M. Hernandez scoffed when he saw the “rave safe with these 10 essentials” list posted on the iEDM site last summer. Hernandez, now in his 40s, is prepping to watch EDM veteran Armin Van Buuren at SOMA on February 5.
- Wednesday, February 5, 2020, 6:30 p.m.
3350 Sports Arena Boulevard,
“Ear plugs and hand sanitizer,” he said of the 2020 raver’s list, “these kids are afraid of loud music and germs — times have changed.”
Hernandez is an old school 1990s raver who used to obtain hints of then-raves — or what we called underground parties — via a “piece of paper in a plastic Easter egg,” or through secret code in America Online private chat rooms. Back then, raves were exclusive to the few that made it past the multiple San Diego County map-points placed to “shake off the tails.”
“Law enforcement was always trying to bust us,” Hernandez said. “We were simply: hugging, rolling” — using ecstasy — “and dancing. It was about PLUR.” (Peace, love, unity, and respect.)
“Why’d you Google that raver list?” I asked him.
“I wanted to be brought up to speed,” Hernandez responded, “I don’t want to look out of place at Armin’s concert next month. Besides, I don’t think they call these legit EDM concerts raves anymore.”

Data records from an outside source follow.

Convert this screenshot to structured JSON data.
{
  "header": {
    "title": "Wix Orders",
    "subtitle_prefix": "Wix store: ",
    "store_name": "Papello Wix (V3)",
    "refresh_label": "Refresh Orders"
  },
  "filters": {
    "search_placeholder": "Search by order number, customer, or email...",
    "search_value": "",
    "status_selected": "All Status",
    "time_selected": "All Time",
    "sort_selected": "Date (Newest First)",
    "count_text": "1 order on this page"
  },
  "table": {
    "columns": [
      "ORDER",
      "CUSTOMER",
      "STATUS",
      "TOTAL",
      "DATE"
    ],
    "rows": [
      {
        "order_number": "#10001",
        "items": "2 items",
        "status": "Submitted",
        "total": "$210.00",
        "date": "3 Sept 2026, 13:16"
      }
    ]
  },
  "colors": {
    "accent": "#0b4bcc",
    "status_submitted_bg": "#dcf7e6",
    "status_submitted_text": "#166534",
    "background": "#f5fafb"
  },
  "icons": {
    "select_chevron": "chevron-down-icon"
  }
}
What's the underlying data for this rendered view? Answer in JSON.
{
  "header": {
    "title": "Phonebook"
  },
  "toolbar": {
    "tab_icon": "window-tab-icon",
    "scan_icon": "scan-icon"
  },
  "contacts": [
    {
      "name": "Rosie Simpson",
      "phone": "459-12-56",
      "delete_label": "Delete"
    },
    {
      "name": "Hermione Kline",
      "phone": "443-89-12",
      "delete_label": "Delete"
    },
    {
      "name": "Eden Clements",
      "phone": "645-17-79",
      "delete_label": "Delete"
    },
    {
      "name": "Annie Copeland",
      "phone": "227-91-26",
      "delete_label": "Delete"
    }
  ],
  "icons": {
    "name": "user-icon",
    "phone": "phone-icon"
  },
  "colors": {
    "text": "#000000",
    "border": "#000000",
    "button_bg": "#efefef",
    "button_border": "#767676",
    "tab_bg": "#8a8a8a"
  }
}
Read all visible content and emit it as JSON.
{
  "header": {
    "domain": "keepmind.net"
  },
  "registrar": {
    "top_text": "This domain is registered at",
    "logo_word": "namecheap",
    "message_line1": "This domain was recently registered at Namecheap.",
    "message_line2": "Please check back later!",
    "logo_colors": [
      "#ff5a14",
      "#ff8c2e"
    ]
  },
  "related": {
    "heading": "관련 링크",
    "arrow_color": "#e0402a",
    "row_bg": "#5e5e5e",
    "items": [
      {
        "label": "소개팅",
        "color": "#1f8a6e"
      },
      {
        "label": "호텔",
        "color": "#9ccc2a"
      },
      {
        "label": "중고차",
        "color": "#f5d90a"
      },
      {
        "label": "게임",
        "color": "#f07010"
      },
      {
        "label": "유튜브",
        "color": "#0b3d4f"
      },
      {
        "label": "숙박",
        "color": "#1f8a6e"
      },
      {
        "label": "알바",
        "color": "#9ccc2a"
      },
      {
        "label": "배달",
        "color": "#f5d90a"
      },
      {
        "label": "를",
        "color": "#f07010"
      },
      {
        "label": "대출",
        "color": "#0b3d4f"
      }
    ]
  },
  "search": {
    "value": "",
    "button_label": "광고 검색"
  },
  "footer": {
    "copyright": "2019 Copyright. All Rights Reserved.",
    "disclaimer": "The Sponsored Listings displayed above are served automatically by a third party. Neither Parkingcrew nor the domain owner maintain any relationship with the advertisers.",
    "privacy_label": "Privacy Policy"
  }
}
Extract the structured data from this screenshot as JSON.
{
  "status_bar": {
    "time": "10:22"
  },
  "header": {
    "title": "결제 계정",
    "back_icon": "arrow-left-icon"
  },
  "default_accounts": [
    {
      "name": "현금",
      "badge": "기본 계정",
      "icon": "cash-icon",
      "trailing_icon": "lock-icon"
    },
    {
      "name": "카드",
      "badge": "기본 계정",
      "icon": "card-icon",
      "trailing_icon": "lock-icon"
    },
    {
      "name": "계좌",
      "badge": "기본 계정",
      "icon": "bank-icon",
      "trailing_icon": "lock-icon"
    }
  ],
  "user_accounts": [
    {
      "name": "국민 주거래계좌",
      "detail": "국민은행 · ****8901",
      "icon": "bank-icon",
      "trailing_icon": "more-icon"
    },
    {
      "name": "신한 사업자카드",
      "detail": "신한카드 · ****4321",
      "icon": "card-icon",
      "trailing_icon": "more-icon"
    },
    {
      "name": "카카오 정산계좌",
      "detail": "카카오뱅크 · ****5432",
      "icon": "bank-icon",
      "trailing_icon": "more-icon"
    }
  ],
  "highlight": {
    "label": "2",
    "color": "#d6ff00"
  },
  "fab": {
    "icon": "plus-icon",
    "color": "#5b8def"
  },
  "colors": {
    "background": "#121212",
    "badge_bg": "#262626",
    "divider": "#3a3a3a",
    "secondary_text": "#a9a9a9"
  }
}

“Just chill on the binkies, candy beads and super-oversized Dickies,” I advised him, “and you should be OK.”
“…. and the Vicks VapoRub,” he added.
Van Buuren gained notoriety in ’97 with his saw wave infused-trance jam, titled “Blue Fear.” Then in ’99, while many on the world wide web speculated about the Y2K computer crash, we were instant messaging one another about the Dutch-DJ’s “Communication” song that just dropped. It’s a 135-bass-beats per minute and vocalless-song that guided some of us into the proverbial state of trance when its bass disappeared from the track, and the acoustic piano solo backed with space age-esque rhythms, ensued.
“That whole space age feel was what I felt listening to Armin’s older progressive trance,” Hernandez said of the subgenre of electronica music that morphed from the techno, house, and new age music — within Europe and India in the early to mid ’90s.
“Even the rave fliers had that space age vibe.”
“I still have those old rave fliers,” I responded, “one with Van Buuren headlining.”
“We didn’t have these ‘rave safe’ reminders, nor rave-app updates, back then transmitting to us,” Hernandez said as he pulled out his iPhone. “When raves became sorta legit, we had paper fliers that those guys and gals designed on their translucent [Apple G3 iMac] computers. Them graphic designers were overlooked, and are the real-MVPs of the scene back then,” Hernandez said, “their edgy designs united us ravers and DJs.”
Fast-forward to 2020 where Van Buuren’s still ragin’ with the youngsters at club events and what we now call “music festivals.” He’s pulled 394 million views and counting on his 2018 YouTube video of Blah Blah Blah: a hard/psytrance track backed with Van Buuren’s signature piano playing, and lead via kiddie-sounding vocals that go:
All we ever hear from you is blah blah blah
All we ever do is go ja ja ja
And we don’t even care about what they say
Cause it’s ja ja ja ja
Blah blah blah blah
“That’s cool,” Hernandez said, “I can mosh to it.”
“Better bring that first aid kit mentioned on the “rave safe” list,” I said, “and leave that old dust mask in your garage; ravers wear bandana masks nowadays.”
Other items listed on the “rave safe with these 10 essentials” article are towels, portable phone chargers, sunglasses, baby wipes and tissue paper, hydration backpacks, and comfy dance shoes.